closeup of someone filing out a bankruptcy petition

Lifespace Communities continuing care retirement community Edgemere Dallas filed for bankruptcy Thursday in the U.S. Bankruptcy Court for the Northern District of Texas, citing challenges from managing the effects of the COVID-19 pandemic and responding to a winter storm in February 2021. The community also sued its landlord.

The continuing care retirement community said in a press release that it is working to restructure under Chapter 11 protections and will remain fully operational throughout the process. Edgemere is seeking court approval for debtor-in-possession financing provided by UMB Bank, as indenture trustee, to help fund and protect its operations during the process.

“Edgemere is confident that it will gain long-term financial flexibility and stability by reaching a permanent resolution with its financial stakeholders through this process,” the company said.

Edgemere Dallas and Lifespace announced Dec. 31 that they had entered into a forbearance agreement with UMB Bank as they worked toward an agreement among all parties to “strengthen the community’s financial position for the long term and achieve a more sustainable future.” The entities announced a new agreement in March to extend the discussion period.

“The agreement provides us with the opportunity to continue productive conversations with our stakeholders,” Lifespace Communities President and CEO Jesse Jantzen said at the time.

Also on Thursday, Edgemere Dallas filed a lawsuit against its landlord, Intercity Investments, and its agent, Kong Capital, alleging breach of contract, promissory fraud, tortious interference with business and contractual obligations, civil conspiracy and equitable subordination, among other claims. The CCRC said it intends to pursue the lawsuit “vigorously.”

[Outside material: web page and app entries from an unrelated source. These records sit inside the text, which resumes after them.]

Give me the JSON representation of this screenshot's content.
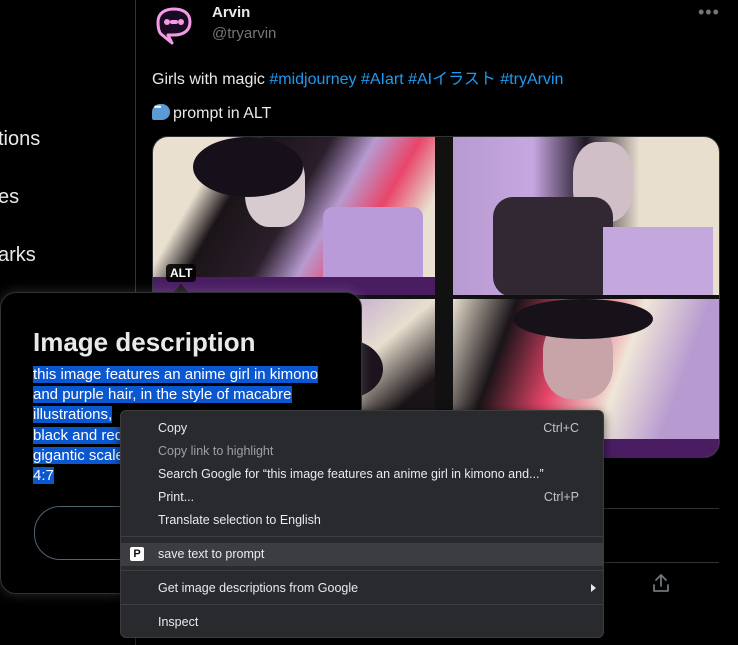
{
  "sidebar": {
    "fragments": [
      "tions",
      "es",
      "arks"
    ]
  },
  "tweet": {
    "author_name": "Arvin",
    "author_handle": "@tryarvin",
    "more_label": "•••",
    "text_plain": "Girls with magic ",
    "hashtags": [
      "#midjourney",
      "#AIart",
      "#AIイラスト",
      "#tryArvin"
    ],
    "prompt_line": "prompt in ALT",
    "alt_badge": "ALT"
  },
  "alt_popover": {
    "title": "Image description",
    "description": "this image features an anime girl in kimono and purple hair, in the style of macabre illustrations, dark sorcery, sharp sitting light black and red, gigantic scale, 4:7",
    "visible_lines": [
      "this image features an anime girl in kimono",
      "and purple hair, in the style of macabre",
      "illustrations,",
      "black and red",
      "gigantic scale",
      "4:7"
    ]
  },
  "context_menu": {
    "items": [
      {
        "label": "Copy",
        "shortcut": "Ctrl+C",
        "disabled": false
      },
      {
        "label": "Copy link to highlight",
        "shortcut": "",
        "disabled": true
      },
      {
        "label": "Search Google for “this image features an anime girl in kimono and...”",
        "shortcut": "",
        "disabled": false
      },
      {
        "label": "Print...",
        "shortcut": "Ctrl+P",
        "disabled": false
      },
      {
        "label": "Translate selection to English",
        "shortcut": "",
        "disabled": false
      },
      {
        "label": "save text to prompt",
        "shortcut": "",
        "disabled": false,
        "icon": "P"
      },
      {
        "label": "Get image descriptions from Google",
        "shortcut": "",
        "disabled": false,
        "submenu": true
      },
      {
        "label": "Inspect",
        "shortcut": "",
        "disabled": false
      }
    ]
  },
  "colors": {
    "background": "#000000",
    "accent": "#1d9bf0",
    "selection": "#0b57d0",
    "menu_bg": "#292a2d"
  },
  "icons": [
    "avatar-chat-icon",
    "more-icon",
    "speech-bubble-icon",
    "share-icon",
    "submenu-chevron-icon",
    "prompt-p-icon"
  ]
}
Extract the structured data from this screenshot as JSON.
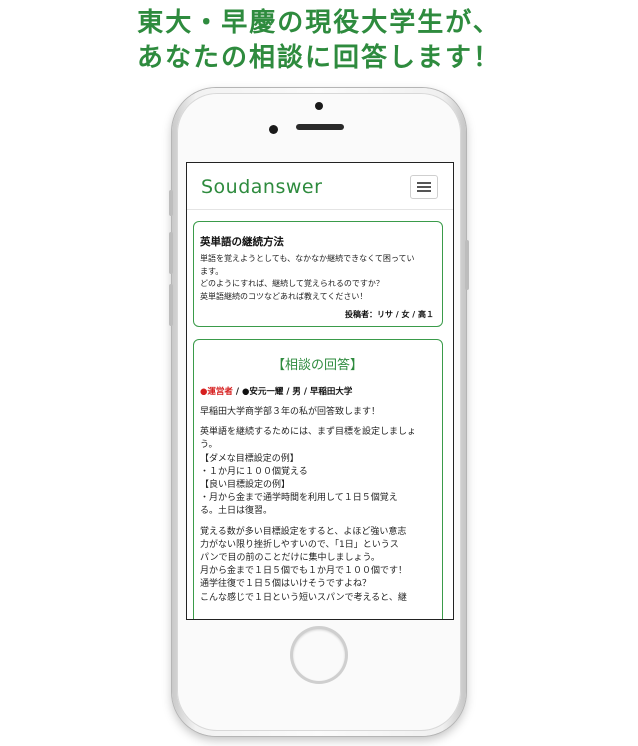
{
  "headline": {
    "line1": "東大・早慶の現役大学生が、",
    "line2": "あなたの相談に回答します！"
  },
  "app": {
    "brand": "Soudanswer",
    "menu_icon": "hamburger-menu-icon"
  },
  "question": {
    "title": "英単語の継続方法",
    "body_lines": [
      "単語を覚えようとしても、なかなか継続できなくて困ってい",
      "ます。",
      "どのようにすれば、継続して覚えられるのですか？",
      "英単語継続のコツなどあれば教えてください！"
    ],
    "poster": "投稿者：リサ / 女 / 高１"
  },
  "answer": {
    "heading": "【相談の回答】",
    "role": "●運営者",
    "meta_rest": " / ●安元一耀 / 男 / 早稲田大学",
    "para1": [
      "早稲田大学商学部３年の私が回答致します！"
    ],
    "para2": [
      "英単語を継続するためには、まず目標を設定しましょ",
      "う。",
      "【ダメな目標設定の例】",
      "・１か月に１００個覚える",
      "【良い目標設定の例】",
      "・月から金まで通学時間を利用して１日５個覚え",
      "る。土日は復習。"
    ],
    "para3": [
      "覚える数が多い目標設定をすると、よほど強い意志",
      "力がない限り挫折しやすいので、「1日」というス",
      "パンで目の前のことだけに集中しましょう。",
      "月から金まで１日５個でも１か月で１００個です！",
      "通学往復で１日５個はいけそうですよね？",
      "こんな感じで１日という短いスパンで考えると、継"
    ]
  },
  "colors": {
    "accent_green": "#2e8b3e",
    "card_border": "#3a9b4a",
    "role_red": "#d62020"
  }
}
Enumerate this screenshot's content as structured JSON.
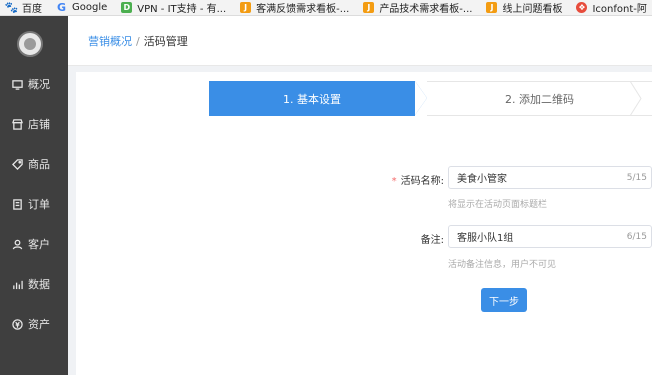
{
  "bookmarks": [
    {
      "icon": "paw-icon",
      "label": "百度"
    },
    {
      "icon": "google-icon",
      "label": "Google"
    },
    {
      "icon": "d-icon",
      "label": "VPN - IT支持 - 有..."
    },
    {
      "icon": "j-icon",
      "label": "客满反馈需求看板-..."
    },
    {
      "icon": "j-icon",
      "label": "产品技术需求看板-..."
    },
    {
      "icon": "j-icon",
      "label": "线上问题看板"
    },
    {
      "icon": "iconfont-icon",
      "label": "Iconfont-阿"
    }
  ],
  "sidebar": {
    "items": [
      {
        "icon": "overview-icon",
        "label": "概况"
      },
      {
        "icon": "store-icon",
        "label": "店铺"
      },
      {
        "icon": "tag-icon",
        "label": "商品"
      },
      {
        "icon": "order-icon",
        "label": "订单"
      },
      {
        "icon": "user-icon",
        "label": "客户"
      },
      {
        "icon": "chart-icon",
        "label": "数据"
      },
      {
        "icon": "asset-icon",
        "label": "资产"
      }
    ]
  },
  "breadcrumb": {
    "parent": "营销概况",
    "separator": "/",
    "current": "活码管理"
  },
  "steps": [
    {
      "label": "1. 基本设置",
      "active": true
    },
    {
      "label": "2. 添加二维码",
      "active": false
    }
  ],
  "form": {
    "name": {
      "required_mark": "*",
      "label": "活码名称:",
      "value": "美食小管家",
      "counter": "5/15",
      "hint": "将显示在活动页面标题栏"
    },
    "remark": {
      "label": "备注:",
      "value": "客服小队1组",
      "counter": "6/15",
      "hint": "活动备注信息，用户不可见"
    },
    "next_button": "下一步"
  },
  "colors": {
    "accent": "#3a8ee6",
    "sidebar": "#3f3f3f",
    "required": "#f56c6c"
  }
}
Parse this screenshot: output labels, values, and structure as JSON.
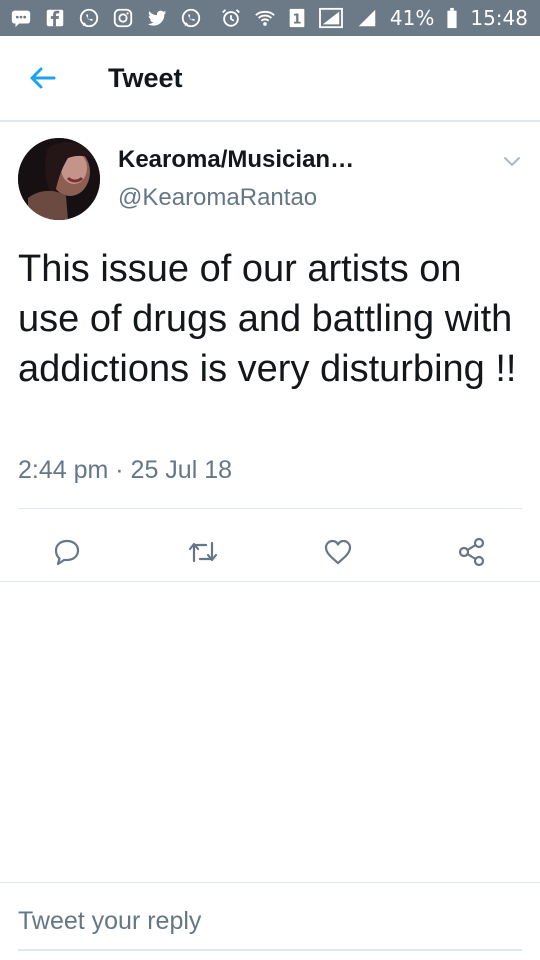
{
  "status_bar": {
    "battery_percent": "41%",
    "time": "15:48",
    "sim_number": "1",
    "left_icons": [
      "chat-bubble-icon",
      "facebook-icon",
      "whatsapp-icon",
      "instagram-icon",
      "twitter-icon",
      "whatsapp-icon"
    ],
    "right_icons": [
      "alarm-icon",
      "wifi-icon",
      "sim-icon",
      "signal-icon",
      "signal-icon",
      "battery-icon"
    ],
    "color": "#6b7a86"
  },
  "header": {
    "title": "Tweet",
    "back_icon": "arrow-left-icon",
    "accent": "#1da1f2"
  },
  "tweet": {
    "display_name": "Kearoma/Musician…",
    "handle": "@KearomaRantao",
    "text": "This issue of our artists on use of drugs and battling with addictions is very disturbing !!",
    "timestamp": "2:44 pm · 25 Jul 18",
    "actions": [
      "reply-icon",
      "retweet-icon",
      "like-icon",
      "share-icon"
    ]
  },
  "reply": {
    "placeholder": "Tweet your reply"
  }
}
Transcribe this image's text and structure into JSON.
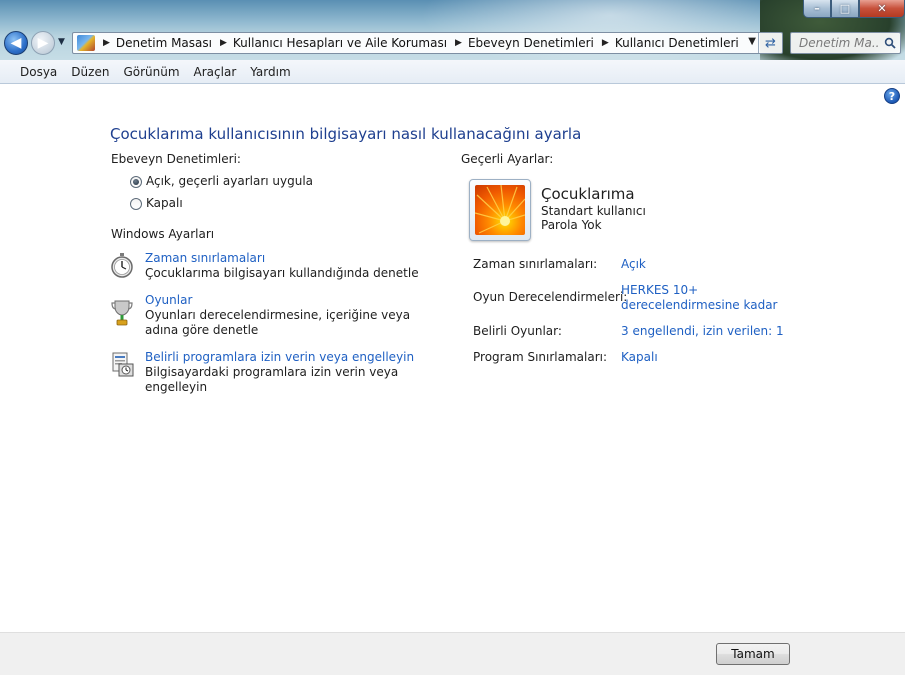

Lifespace became the sole owner and operator of Edgemere in 2019 after closing on an affiliation with Senior Quality Lifestyles Corp. The previous year, the family of a suspected murder victim of alleged serial killer Billy Chemirmir settled a lawsuit against the CCRC, according to the Dallas Morning News, which in 2019 reported that the CCRC faced two additional lawsuits related to Chemirmir. Chemirmir faces 18 counts of capital murder in the deaths of older adults, mostly female residents of senior living communities.

“Edgemere has entered into this process with support of its bondholders and Lifespace Communities, and we remain steadfast in our commitment to our residents as we work through this process in a manner that will allow current and future residents to enjoy all that Edgemere has to offer for many years to come.” Jantzen said in a statement. “The only outstanding piece is resolution with the landlord and its agents, and we have filed a lawsuit against them alleging claims for their actions over the last year.”

Representatives from Intercity Investments and Kong Capital did not respond to requests from the McKnight’s Business Daily before the production deadline.